A business plan is a ‘Plan for your Business’. It is not a document that you make for the investors. It is a document that you should prepare for yourself. Writing down your business plan helps you think through the assumptions clearly, and often writing helps you identify impracticalities in the thought process.

Yes, for investor presentations too, a business plan is necessary.

Broadly speaking, a business plan should communicate the following to an investor: Continue reading →

What are the top questions young entrepreneurs should be asking themselves?

A lot of youngsters in India are hopeful of riding this wave of entrepreneurship that is sweeping across the ‘new’ India.


Here are a few questions that I believe every young entrepreneur must ask herself/ himself:

From a business point:

  • What are we doing (concept) and why is this important (what need or opportunity does it address)
  • Who will use this
  • Who will pay for this, to whom and how much and how often? (Customer segment and business model)
  • How am I going to do all this (the operating plan)

From a personal point:

  • Why am I doing this (motivation – to make money, to change the world, to do ….)
  • Are the people I am doing this with (my co-founders) the ones that I feel really, emotionally close to (if not, won’t last)
  • At what milestones will I say “I am successful”
  • What will be the parameters for me to give up and move on
  • How much time can I pursue this without a salary
  • What alternate opportunities am I giving up to do this… and why am I happy doing that


Making wedding planning hassle-free for families

Here’s how WeddingPlz – Wedding vendor discovery platform is disrupting the wedding market in India.  


Delhi based startup WeddingPlz is changing the way people find and hire wedding vendors. They have created a beautiful website with comprehensive and verified information of vendors, including 360o views of venues, to help families take quick decisions, and also connect with them online.

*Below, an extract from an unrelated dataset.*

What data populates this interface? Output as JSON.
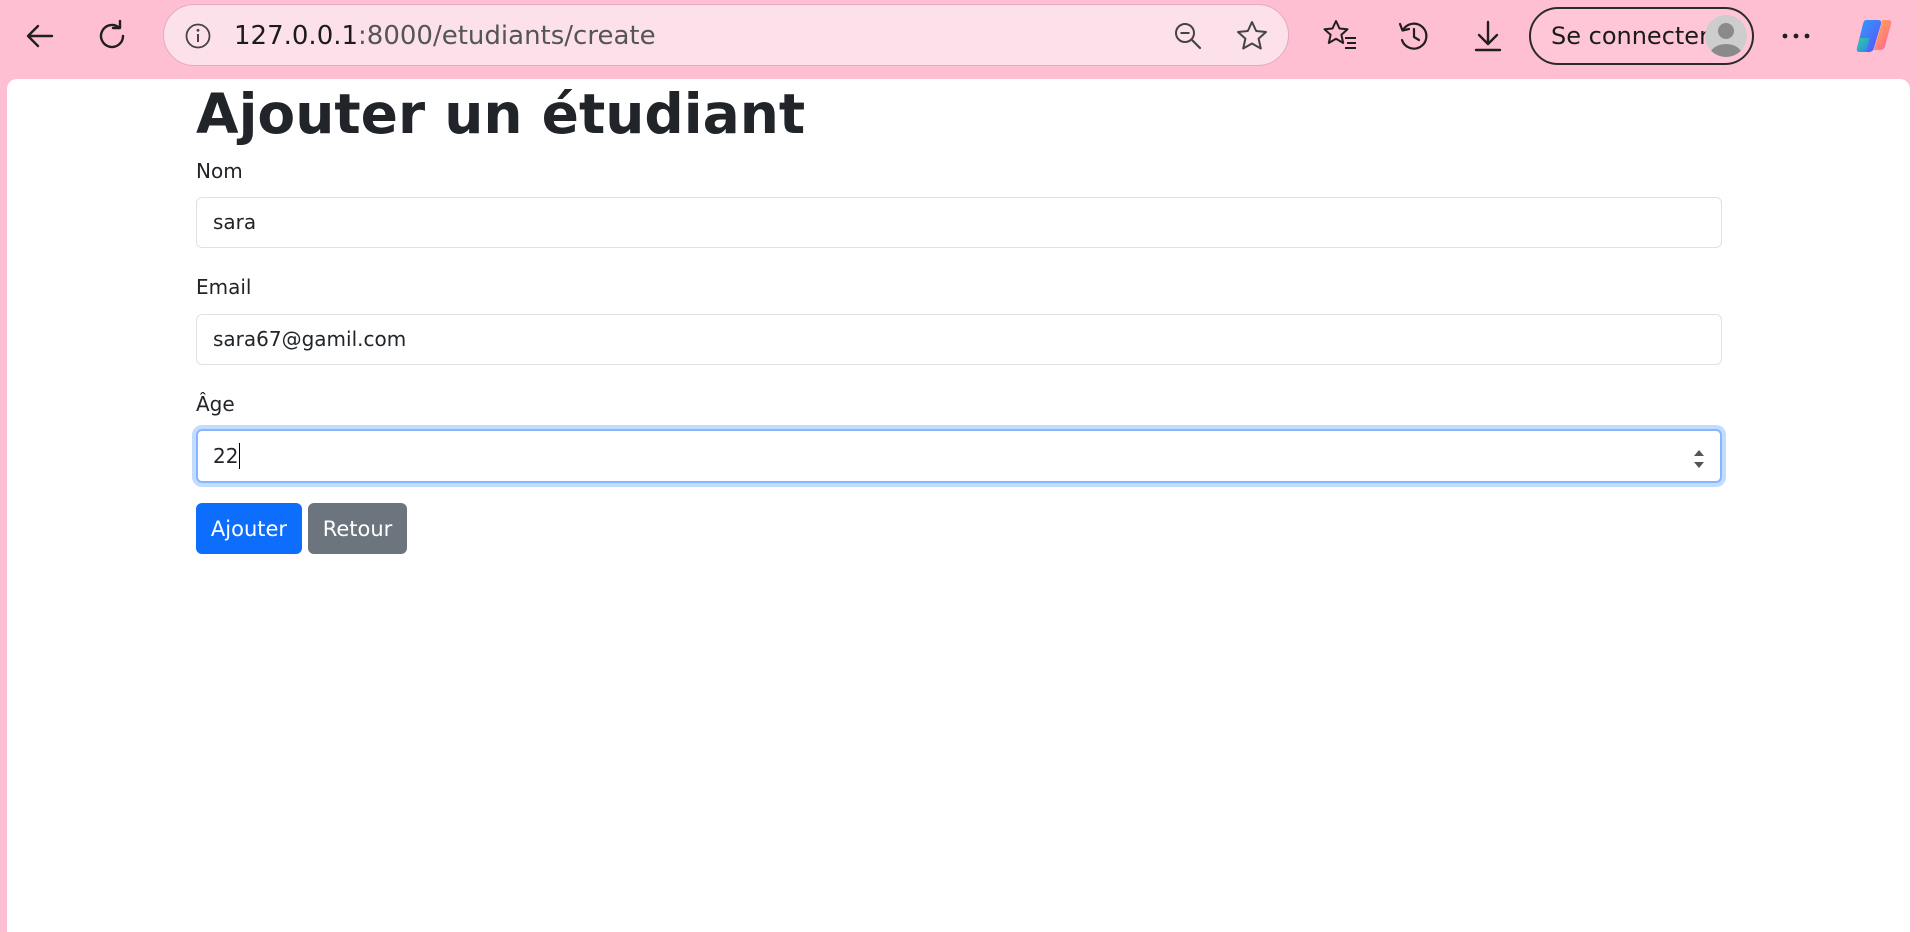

Continue reading →

Facebook like UI for enterprise grade collaboration platform

Facebook like UI for enterprise grade collaboration platform-  www.uknowva.com

Here’s how uKnowva is giving SMEs the power of large enterprise grade collaboration tools

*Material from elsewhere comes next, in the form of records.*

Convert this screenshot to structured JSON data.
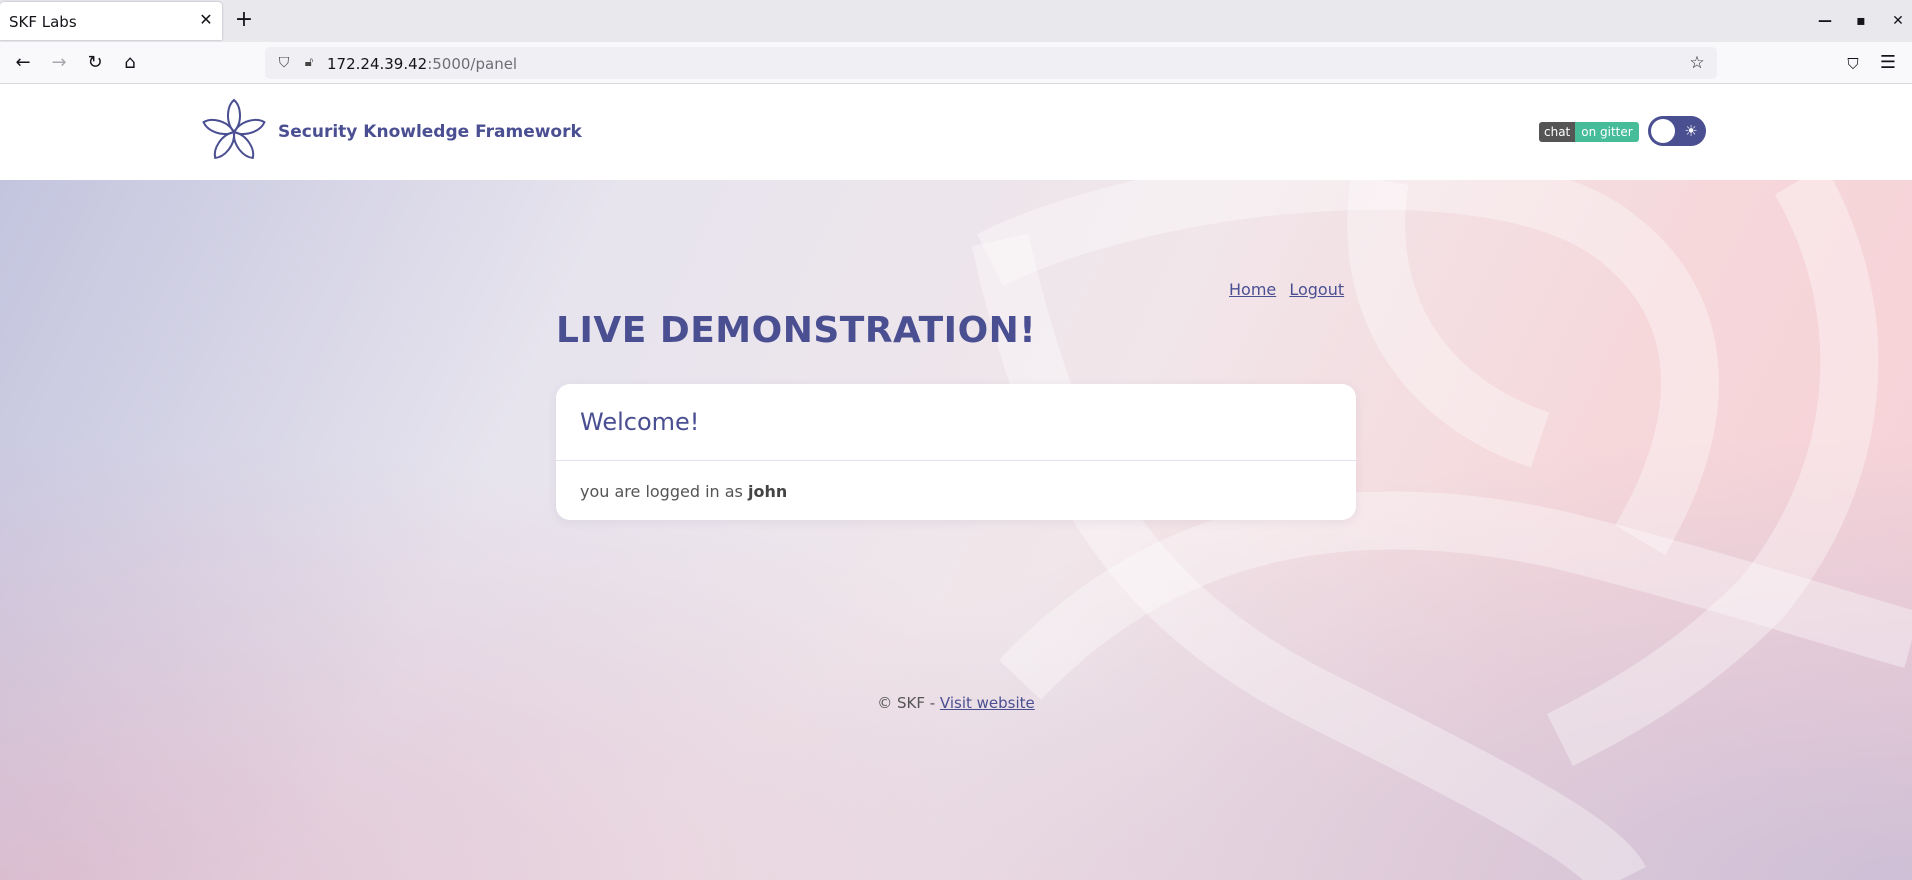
{
  "browser": {
    "tab_title": "SKF Labs",
    "url_host": "172.24.39.42",
    "url_path": ":5000/panel"
  },
  "header": {
    "brand": "Security Knowledge Framework",
    "gitter_left": "chat",
    "gitter_right": "on gitter"
  },
  "nav": {
    "home": "Home",
    "logout": "Logout"
  },
  "main": {
    "headline": "LIVE DEMONSTRATION!",
    "card_title": "Welcome!",
    "logged_in_prefix": "you are logged in as",
    "username": "john"
  },
  "footer": {
    "copyright": "© SKF - ",
    "link": "Visit website"
  },
  "colors": {
    "brand": "#4a4f92",
    "gitter_right": "#46bc99"
  }
}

Small businesses need collaboration tools but find solutions like SharePoint too difficult to customize and implement, and solutions like Yammer too complex.

To address this opportunity, Convergence Technologies, a Mumbai-based startup has launched uKnowva, a SaaS-based, simple collaboration tool for growing businesses. Since uKnowva is super simple to deploy, and with a great UI, companies can start using it instantly and without a steep learning curve.

It has all the features that are relevant for growing companies, without the features that are not relevant – Social Intranet, Knowledge Management, Discussion Forums, Document Management, Sharable Calendars, Instant Messaging/Chat, Polls, etc.

uKnowva has a Facebook like UI and an Extension Store that allows teams to add over 50 features like ticket management, lead management, project management, etc.



uKnowva is free for up to 10 users, and thereafter companies can buy additional licenses for just USD 1 per user per month.

Enterprise clients can also choose the on-premise option for just USD 10 per license.

Here’s how you can support uKnowva

  1. If you are a early or early-growth stage company, do try uKnowva for your organization. Click here https://uknowva.com/start-free
  2. If you are in investor, visit uKnowva profile on applyifi.com, or write to prajakt.raut@applyifi.com to get their pitch deck

uknowva is an Applyifi portfolio company, with a score of 92 of 114..


To know more and get a scorecard on your venture’s investment-worthiness, register on www.applyifi.com